EXERCISE BRIEF - Filter the entries down to the lines holding "folder", then copy those lines.

Records from a data source
····················

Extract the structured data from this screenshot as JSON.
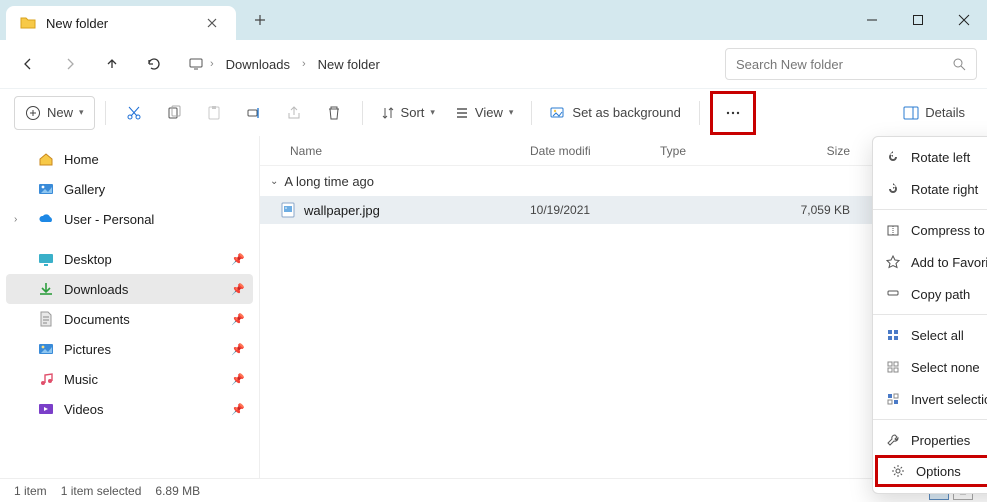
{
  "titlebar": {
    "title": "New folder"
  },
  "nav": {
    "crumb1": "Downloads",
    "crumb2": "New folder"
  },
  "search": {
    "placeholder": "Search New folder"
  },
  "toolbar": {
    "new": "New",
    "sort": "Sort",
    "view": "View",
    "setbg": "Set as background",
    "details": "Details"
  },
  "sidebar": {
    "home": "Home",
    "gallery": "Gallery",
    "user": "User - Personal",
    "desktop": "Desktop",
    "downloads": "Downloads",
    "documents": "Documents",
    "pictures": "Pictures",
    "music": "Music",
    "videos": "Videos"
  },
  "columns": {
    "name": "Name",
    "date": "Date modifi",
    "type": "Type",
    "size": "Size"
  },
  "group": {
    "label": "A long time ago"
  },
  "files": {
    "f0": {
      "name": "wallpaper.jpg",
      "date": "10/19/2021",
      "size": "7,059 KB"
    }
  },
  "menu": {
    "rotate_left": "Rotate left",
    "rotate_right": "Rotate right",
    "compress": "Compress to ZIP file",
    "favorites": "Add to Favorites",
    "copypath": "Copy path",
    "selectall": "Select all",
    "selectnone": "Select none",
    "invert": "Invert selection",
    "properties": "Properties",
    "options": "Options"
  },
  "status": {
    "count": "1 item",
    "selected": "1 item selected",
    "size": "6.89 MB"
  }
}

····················

EXERCISE ANSWER -
    "title": "New folder"
    "crumb2": "New folder"
    "placeholder": "Search New folder"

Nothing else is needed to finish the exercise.